Unlike the circumstances present in Beneficial Finance, the situation herein requires that a choice be made between the two available interpretations of section 554.9507(1). The difference is that here the trial court held plaintiff established what the sale would have brought if conducted properly, and deducted the difference between that amount and what was actually received for the automobile from the deficiency owed by defendants, arriving at a figure of $1000. Neither party disputes the trial court's computations. Consequently, the appropriate interpretation of section 554.9507(1) is controlling herein.

The notice provision in Code section 554.9504(3) is obviously intended for the benefit and protection of the debtor. It affords him at least an opportunity to bid at the sale and protect himself from an inadequate sale price. A debtor unable or unwilling to exercise his section 554.9506 redemption right may still wish to bid on the property or encourage others to do so to insure a fair sale price which would minimize or eliminate a deficiency. Even if it might be determined he could not have protected his interest the law requires he be given the opportunity. In support see Federal Deposit Ins. Corp. v. Farrar, 231 N.W.2d 602, 605 *496 (Iowa 1975), which was filed approximately one month after the briefs were filed in the present case.

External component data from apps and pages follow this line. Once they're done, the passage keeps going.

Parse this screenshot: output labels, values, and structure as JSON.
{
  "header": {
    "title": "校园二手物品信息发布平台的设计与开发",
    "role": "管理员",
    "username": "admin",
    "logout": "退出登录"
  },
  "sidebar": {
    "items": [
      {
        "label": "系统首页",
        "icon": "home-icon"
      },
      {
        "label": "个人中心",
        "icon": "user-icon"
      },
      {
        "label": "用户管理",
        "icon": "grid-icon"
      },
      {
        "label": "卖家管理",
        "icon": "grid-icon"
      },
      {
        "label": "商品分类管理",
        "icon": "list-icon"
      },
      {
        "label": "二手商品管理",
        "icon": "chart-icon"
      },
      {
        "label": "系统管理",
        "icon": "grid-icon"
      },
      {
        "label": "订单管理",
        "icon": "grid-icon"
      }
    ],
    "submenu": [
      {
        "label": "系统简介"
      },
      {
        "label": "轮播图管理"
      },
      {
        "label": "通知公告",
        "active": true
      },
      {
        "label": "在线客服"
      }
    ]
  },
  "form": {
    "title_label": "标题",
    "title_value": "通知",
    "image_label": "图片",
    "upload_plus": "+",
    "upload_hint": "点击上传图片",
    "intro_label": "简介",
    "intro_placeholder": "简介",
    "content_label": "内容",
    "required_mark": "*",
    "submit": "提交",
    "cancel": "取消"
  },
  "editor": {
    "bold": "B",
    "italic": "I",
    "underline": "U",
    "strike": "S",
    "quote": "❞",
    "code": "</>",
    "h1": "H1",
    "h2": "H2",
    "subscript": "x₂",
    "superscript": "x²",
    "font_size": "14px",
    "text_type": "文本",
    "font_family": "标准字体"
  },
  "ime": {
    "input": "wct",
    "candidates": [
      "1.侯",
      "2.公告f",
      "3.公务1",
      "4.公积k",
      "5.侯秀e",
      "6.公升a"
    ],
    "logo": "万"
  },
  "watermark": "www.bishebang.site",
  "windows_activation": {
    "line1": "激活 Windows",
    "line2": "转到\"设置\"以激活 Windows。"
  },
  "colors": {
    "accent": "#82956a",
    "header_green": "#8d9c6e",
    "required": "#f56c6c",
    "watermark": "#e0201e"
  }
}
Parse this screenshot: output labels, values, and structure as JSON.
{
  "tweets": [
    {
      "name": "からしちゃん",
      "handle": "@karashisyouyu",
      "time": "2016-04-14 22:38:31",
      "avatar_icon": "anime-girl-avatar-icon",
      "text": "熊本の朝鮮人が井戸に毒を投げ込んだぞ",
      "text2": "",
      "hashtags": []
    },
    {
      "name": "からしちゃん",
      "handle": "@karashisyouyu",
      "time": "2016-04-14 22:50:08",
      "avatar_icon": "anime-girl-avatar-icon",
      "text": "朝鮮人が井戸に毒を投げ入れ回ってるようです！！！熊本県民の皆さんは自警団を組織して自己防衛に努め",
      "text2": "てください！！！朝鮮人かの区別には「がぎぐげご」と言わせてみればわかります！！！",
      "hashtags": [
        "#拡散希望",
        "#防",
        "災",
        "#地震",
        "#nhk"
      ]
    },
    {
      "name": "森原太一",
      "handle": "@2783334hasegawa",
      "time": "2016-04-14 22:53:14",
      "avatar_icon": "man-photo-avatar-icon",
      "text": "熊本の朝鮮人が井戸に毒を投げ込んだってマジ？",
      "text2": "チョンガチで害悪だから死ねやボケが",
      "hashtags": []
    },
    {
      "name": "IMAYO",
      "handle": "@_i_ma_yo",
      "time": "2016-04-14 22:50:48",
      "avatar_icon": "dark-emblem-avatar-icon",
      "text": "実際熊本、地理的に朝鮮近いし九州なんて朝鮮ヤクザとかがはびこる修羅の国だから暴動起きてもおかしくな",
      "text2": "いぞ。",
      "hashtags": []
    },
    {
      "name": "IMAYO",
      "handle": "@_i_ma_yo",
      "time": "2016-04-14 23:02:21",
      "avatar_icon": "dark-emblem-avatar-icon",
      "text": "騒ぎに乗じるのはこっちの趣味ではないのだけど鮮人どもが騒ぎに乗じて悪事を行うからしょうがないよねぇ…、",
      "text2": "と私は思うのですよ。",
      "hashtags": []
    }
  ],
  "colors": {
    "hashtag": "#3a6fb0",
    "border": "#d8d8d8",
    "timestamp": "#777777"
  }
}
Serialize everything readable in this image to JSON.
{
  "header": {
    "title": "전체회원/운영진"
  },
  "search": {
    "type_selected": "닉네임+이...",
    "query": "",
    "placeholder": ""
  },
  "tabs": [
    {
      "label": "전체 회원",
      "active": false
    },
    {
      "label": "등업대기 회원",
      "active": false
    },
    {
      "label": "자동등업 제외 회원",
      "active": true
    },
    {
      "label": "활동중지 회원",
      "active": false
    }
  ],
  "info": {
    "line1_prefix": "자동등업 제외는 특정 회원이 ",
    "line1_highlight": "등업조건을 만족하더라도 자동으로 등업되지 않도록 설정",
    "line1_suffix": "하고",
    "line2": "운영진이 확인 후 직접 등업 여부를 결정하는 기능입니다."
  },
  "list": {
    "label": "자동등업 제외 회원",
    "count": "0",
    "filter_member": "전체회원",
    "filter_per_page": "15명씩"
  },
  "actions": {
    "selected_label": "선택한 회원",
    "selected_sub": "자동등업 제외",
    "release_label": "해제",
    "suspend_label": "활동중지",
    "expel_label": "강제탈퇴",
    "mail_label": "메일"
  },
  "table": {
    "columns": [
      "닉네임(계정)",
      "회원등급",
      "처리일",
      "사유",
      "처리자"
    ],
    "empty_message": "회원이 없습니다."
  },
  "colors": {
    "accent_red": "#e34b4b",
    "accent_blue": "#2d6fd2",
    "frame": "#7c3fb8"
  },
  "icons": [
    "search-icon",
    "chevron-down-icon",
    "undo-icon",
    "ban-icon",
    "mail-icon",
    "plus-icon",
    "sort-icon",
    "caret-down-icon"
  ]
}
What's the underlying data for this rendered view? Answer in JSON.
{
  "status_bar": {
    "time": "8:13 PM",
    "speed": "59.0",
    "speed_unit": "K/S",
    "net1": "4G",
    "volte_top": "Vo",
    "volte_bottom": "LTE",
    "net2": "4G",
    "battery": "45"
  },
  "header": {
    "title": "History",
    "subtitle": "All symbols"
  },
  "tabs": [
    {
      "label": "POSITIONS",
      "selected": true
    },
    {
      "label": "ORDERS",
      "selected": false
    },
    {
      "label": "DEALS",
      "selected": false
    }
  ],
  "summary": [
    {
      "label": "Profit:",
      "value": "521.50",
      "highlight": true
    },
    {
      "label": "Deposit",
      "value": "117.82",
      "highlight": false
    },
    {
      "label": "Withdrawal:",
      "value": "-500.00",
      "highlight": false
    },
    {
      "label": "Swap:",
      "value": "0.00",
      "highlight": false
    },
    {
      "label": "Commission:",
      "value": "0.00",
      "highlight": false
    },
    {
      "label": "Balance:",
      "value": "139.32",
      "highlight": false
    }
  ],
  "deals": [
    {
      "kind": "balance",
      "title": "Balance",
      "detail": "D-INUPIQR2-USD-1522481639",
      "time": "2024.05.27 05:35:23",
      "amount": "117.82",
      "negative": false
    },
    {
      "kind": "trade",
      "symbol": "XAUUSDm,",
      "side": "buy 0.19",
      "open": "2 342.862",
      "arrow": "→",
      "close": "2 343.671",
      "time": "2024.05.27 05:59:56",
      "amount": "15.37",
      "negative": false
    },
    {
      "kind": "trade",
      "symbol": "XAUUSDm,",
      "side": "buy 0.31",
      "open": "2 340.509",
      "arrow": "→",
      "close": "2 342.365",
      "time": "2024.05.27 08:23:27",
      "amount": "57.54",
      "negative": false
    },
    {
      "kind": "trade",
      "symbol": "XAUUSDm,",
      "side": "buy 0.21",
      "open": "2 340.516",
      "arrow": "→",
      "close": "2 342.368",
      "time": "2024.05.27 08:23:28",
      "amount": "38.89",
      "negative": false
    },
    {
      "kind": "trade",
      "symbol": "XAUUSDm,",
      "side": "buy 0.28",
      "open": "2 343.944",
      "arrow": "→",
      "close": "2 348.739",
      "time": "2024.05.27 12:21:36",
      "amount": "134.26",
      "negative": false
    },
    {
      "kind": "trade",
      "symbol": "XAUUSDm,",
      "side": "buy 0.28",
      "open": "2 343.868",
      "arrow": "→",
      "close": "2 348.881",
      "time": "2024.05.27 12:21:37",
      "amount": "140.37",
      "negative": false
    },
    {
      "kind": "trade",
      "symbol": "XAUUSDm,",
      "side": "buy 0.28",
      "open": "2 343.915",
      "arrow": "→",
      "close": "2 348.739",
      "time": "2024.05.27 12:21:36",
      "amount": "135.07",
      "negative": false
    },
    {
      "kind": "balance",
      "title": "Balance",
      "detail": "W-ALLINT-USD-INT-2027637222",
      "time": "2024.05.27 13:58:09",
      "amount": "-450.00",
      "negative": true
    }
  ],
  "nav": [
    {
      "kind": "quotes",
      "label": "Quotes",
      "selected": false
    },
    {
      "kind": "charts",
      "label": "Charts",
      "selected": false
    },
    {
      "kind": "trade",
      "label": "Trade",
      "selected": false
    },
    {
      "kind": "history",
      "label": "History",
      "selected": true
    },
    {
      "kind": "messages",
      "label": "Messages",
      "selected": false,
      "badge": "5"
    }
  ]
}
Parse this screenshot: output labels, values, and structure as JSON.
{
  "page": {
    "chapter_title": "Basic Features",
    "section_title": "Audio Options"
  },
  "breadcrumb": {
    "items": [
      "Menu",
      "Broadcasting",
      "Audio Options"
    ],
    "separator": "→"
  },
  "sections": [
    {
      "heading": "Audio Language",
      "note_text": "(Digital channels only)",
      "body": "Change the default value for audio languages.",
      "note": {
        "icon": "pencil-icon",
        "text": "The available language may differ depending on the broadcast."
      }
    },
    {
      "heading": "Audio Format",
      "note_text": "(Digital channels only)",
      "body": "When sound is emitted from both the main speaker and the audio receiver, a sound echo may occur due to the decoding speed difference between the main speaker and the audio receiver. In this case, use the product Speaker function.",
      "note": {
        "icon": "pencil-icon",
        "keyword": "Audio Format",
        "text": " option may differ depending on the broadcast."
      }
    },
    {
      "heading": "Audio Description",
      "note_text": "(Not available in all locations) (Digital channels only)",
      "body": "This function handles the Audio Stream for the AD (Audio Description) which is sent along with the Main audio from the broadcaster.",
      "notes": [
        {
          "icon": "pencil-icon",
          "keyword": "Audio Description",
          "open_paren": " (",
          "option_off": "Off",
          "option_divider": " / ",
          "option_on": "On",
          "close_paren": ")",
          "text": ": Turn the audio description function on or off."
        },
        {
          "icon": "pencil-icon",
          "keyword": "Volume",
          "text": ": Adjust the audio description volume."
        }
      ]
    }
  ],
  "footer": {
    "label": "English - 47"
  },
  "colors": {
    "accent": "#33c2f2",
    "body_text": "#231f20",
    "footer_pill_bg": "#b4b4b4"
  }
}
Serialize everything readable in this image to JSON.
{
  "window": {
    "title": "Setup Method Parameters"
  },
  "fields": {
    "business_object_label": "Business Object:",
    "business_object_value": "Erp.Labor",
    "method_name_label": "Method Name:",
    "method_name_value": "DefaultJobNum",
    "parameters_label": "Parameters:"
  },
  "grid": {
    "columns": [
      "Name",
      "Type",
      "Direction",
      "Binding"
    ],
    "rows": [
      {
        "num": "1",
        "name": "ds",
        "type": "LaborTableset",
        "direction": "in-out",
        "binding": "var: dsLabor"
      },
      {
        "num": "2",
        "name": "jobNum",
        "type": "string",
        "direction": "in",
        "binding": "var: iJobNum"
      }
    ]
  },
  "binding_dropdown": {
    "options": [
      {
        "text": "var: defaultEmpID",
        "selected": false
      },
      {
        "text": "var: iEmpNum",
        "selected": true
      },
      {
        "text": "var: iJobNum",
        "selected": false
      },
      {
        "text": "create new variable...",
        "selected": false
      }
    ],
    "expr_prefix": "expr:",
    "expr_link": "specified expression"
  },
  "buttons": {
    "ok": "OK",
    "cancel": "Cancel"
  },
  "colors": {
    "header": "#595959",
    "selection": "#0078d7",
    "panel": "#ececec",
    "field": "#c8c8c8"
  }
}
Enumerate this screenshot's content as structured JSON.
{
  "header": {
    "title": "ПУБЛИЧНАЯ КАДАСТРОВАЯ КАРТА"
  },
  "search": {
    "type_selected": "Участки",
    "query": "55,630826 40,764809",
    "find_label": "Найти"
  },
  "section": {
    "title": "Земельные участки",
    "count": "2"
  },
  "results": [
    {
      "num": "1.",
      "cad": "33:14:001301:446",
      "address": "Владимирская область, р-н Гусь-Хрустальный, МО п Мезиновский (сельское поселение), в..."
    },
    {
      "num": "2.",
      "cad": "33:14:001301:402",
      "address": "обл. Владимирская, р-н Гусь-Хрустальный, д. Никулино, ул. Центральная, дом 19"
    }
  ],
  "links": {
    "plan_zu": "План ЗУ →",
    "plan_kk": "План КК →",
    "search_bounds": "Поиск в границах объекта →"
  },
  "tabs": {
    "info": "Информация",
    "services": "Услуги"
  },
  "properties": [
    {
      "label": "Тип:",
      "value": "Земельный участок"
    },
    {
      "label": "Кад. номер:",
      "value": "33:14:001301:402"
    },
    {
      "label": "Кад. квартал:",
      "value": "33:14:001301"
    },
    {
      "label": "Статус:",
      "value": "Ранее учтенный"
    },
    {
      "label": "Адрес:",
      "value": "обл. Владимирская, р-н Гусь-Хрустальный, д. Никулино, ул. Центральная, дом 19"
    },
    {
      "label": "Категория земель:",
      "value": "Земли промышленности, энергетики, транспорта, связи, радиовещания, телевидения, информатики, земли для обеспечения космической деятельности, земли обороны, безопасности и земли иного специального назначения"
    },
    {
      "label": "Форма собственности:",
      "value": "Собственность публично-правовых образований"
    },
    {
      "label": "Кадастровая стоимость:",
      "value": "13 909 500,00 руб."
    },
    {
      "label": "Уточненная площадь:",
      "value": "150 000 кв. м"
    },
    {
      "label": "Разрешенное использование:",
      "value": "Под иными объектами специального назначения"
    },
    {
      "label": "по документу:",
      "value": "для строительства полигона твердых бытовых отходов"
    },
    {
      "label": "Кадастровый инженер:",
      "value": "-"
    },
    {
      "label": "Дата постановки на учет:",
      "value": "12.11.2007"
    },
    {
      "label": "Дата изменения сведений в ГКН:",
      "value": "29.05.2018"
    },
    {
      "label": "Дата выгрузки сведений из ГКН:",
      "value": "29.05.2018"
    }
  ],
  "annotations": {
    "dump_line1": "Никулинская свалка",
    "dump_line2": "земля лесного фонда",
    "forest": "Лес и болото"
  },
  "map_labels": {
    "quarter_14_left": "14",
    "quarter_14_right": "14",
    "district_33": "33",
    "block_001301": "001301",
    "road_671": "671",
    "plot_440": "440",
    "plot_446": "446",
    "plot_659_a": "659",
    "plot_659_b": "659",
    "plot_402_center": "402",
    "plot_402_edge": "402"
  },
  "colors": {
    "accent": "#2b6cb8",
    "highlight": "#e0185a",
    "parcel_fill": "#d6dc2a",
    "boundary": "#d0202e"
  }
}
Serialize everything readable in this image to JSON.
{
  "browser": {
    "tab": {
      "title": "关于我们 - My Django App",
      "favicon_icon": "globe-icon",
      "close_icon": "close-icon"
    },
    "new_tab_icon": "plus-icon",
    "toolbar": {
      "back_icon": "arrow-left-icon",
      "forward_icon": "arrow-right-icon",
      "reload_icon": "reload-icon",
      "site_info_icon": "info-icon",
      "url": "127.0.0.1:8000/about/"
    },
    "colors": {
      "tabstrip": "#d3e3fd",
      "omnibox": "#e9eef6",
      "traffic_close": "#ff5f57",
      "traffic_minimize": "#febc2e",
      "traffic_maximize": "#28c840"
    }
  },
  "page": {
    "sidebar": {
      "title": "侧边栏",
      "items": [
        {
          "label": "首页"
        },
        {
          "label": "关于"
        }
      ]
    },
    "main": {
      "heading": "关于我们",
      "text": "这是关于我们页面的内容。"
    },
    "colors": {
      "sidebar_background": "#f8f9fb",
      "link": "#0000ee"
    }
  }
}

Section 554.9504(3) provides reasonable notification of the sale must be given unless the collateral is either (1) perishable, or (2) threatens to decline in value, or (3) is of a type customarily sold on a recognized market. Beneficial Finance Co. of Black Hawk County v. Reed, 212 N.W.2d at 459.

In Federal Deposit Ins. Corp., 231 N.W.2d at 605, this court clearly adopted the position that lack of notice defeats any claim to a deficiency judgment asserted by the secured party, a position inferentially approved in Twin Bridges Truck City, Inc. v. Halling, 205 N.W.2d 736 (Iowa 1973).

Although the authorities are split concerning which of the two interpretations of section 554.9507(1) is most appropriate, the position taken in Federal Deposit Ins. Corp. v. Farrar, enjoys substantial support. See Washington v. First National Bank of Miami, 332 So. 2d 644, 645 (Fla.App.1976); Gurwitch v. Luxurest Furniture Mfg. Co., 233 Ga. 934, 214 S.E.2d 373, 374; Camden National Bank v. St. Clair, 309 A.2d 329, 332-333 (Me.1973); DeLay First Nat. B. & Tr. v. Jacobson Appliance, 196 Neb. 398, 243 N.W.2d 745, 748; Aimonetto v. Keepes, 501 P.2d 1017, 1019 (Wyo.1972); Skeels v. Universal C. I. T. Credit Corporation, 222 F. Supp. 696, 702 (W.D.Pa.1963), vacated on other grounds in 335 F.2d 846 (3 Cir. 1964).

We adhere to the pronouncement in Federal Deposit Ins. Corp. as supported by the foregoing authorities and now hold compliance with section 554.9504(3) for notification as to the disposition of collateral security is a condition precedent to a secured creditor's right to recovery of any deficiency between the sale price of collateral and the amount of the unpaid balance. The burden is on the secured party to plead and prove compliance with the statutory requirement of notice and of reasonableness of notice.

The trial court erred in applying an erroneous rule of law which requires a reversal setting aside the judgment entered in favor of plaintiff. With directions to the trial court to enter judgment in favor of defendants with costs taxed to plaintiff the case is

Reversed and remanded.